Akihiko Yonekawa, a Japanese language professor at Baika Women’s University, says that “Muroji” is not a proper phonetic spelling, so if that is the goal it should be spelled “Murooji.” According to the direct transcription of kana characters, it would be “Murouji,” but that does not comply with Hepburn’s principles. The professor notes that prohibiting macrons made the whole process more difficult.
West Japan Railway Co. agrees. Forgoing the Hepburn system, the railway firm uses macrons for names with long vowel sounds, like Kyoto.
Macrons were used in romanization for decades after World War II, but in 1986 the transport ministry prohibited them.
“We don’t know the details as to the change,” says a transport ministry official.

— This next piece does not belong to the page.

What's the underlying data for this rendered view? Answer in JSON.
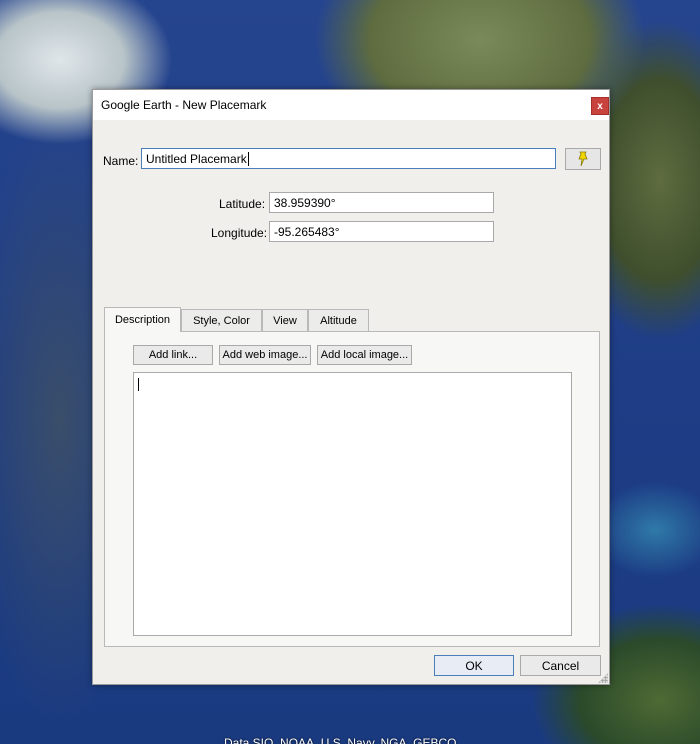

“But we presume that Roman characters with macrons were not used for many of the road signs in the past, and those officials in charge of the changes might have thought it would be difficult for foreigners to understand the Roman alphabet with added macrons, since there are no macrons in English.”
As far as Yonekawa is concerned, the problem comes down to indifference. “Japanese people stick to how kanji are used appropriately, but they show little interest in other types of characters,” he says with a sigh.
Difficult for foreigners to understand the Roman alphabet with added macrons? Perhaps what the official means is that without macrons even the most ignorant foreigners can imagine that they know how to pronounce Japanese correctly. But with them they might have cause to doubt. Is that really such a bad thing?
source: Long vowels spell confusion for temple, International Herald Tribune & Asahi Shimbum, March 7,2006